interfaces, for ease of use and to simplify the generic database functionality. It is up to the programmer to
decide whether to use the built-in types or not; Delphi programmers have complete access to low-level
memory management like in C/C++. So all potential cost of Delphi's reference counting can, if desired, be
Some of the reasons reference counting may have been preferred to other forms of garbage collection in
The general benefits of reference counting, such as prompt collection.
Cycles either cannot occur or do not occur in practice because all of the small set of garbagecollected built-in types are not arbitrarily nestable.
The overhead in code size required for reference counting is very small (on native x86, typically a
single LOCK INC, LOCK DEC or LOCK XADD instruction, which ensures atomicity in any
environment), and no separate thread of control is needed for collection as would be needed for a
tracing garbage collector.
Many instances of the most commonly used garbage-collected type, the string, have a short lifetime,
since they are typically intermediate values in string manipulation.
The reference count of a string is checked before mutating a string. This allows reference count 1
strings to be mutated directly whilst higher reference count strings are copied before mutation. This
allows the general behaviour of old style pascal strings to be preserved whilst eliminating the cost of
copying the string on every assignment.
Because garbage-collection is only done on built-in types, reference counting can be efficiently
integrated into the library routines used to manipulate each datatype, keeping the overhead needed
for updating of reference counts low. Moreover a lot of the runtime library is in handoptimized
The GObject object-oriented programming framework implements reference counting on its base types,
including weak references. Reference incrementing and decrementing uses atomic operations for thread
safety. A significant amount of the work in writing bindings to GObject from high-level languages lies in
adapting GObject reference counting to work with the language's own memory management system.
The Vala programming language uses GObject reference counting as its primary garbage collection
system, along with copy-heavy string handling.

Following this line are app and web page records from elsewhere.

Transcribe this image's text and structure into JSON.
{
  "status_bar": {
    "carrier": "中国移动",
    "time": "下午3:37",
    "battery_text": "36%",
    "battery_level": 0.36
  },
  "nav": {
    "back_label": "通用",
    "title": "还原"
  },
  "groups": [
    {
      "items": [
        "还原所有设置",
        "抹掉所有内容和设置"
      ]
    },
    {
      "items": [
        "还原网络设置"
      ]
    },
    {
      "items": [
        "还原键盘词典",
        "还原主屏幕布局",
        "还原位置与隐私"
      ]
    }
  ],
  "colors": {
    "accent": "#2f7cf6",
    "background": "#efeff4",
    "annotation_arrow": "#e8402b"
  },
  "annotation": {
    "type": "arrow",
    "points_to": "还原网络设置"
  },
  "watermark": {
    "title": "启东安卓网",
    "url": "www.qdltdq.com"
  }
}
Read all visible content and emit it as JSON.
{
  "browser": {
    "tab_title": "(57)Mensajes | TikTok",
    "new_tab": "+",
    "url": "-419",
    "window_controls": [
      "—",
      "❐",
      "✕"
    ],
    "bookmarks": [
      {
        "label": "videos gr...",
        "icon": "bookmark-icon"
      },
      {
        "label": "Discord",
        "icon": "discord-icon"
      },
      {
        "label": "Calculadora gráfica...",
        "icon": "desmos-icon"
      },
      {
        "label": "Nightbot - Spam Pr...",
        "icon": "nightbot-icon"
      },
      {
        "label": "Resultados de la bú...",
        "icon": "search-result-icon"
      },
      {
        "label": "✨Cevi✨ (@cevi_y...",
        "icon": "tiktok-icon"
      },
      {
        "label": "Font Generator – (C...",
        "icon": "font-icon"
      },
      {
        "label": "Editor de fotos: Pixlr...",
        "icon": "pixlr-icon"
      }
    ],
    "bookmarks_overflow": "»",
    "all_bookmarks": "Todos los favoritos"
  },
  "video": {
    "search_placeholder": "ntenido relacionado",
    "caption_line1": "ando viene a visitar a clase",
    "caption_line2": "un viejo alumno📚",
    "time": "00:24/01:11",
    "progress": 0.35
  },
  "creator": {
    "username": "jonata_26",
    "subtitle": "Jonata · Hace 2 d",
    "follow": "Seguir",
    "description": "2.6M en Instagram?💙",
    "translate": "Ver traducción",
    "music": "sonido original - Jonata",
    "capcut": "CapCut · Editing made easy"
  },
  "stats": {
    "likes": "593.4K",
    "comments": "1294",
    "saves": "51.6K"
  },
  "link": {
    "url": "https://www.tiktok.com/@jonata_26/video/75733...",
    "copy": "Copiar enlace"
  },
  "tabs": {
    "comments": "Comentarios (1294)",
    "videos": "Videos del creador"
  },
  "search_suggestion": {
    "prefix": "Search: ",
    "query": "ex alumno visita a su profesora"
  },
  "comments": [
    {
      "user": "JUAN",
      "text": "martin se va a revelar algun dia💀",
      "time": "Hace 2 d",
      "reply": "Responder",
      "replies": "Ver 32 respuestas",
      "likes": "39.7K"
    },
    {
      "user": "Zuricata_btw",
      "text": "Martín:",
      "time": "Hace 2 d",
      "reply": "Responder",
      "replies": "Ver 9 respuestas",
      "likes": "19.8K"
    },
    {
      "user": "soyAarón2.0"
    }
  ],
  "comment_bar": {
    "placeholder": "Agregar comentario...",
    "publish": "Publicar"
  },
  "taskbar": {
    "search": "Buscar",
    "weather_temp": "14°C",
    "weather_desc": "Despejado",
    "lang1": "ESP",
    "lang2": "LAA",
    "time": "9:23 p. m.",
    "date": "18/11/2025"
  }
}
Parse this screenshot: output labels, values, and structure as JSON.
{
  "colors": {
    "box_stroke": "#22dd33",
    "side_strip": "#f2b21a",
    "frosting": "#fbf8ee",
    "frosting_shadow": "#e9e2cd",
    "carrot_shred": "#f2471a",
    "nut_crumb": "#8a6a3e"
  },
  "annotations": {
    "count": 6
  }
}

PHP uses a reference counting mechanism for its internal variable management. Since PHP 5.3, it
implements the algorithm from Bacon's above mentioned paper. PHP allows you to turn on and off the
cycle collection with user-level functions. It also allows you to manually force the purging mechanism to
Perl also uses reference counting, without any special handling of circular references, although (as in
Cocoa and C++ above), Perl does support weak references, which allows programmers to avoid creating
Python also uses reference counting and offers cycle detection as well.
Squirrel also uses reference counting and offers cycle detection as well. This tiny language is relatively
unknown outside the video game industry; however, it is a concrete example of how reference counting
can be practical and efficient (especially in realtime environments).
Tcl 8 uses reference counting for memory management of values (Tcl Obj structs
Tcl's values are immutable, reference cycles are impossible to form and no cycle detection scheme is
needed. Operations that would replace a value with a modified copy are generally optimized to instead
modify the original when its reference count indicates it to be unshared. The references are counted at a
data structure level, so the problems with very frequent updates discussed above do not arise.
Disk operating systems
Many disk operating systems maintain a count of the number of references to any particular block or file.
When the count falls to zero, the file can be safely deallocated. In addition, while references can still be
made from directories, some Unixes allow that the referencing can be solely made by live processes, and
there can be files that do not exist in the file system hierarchy.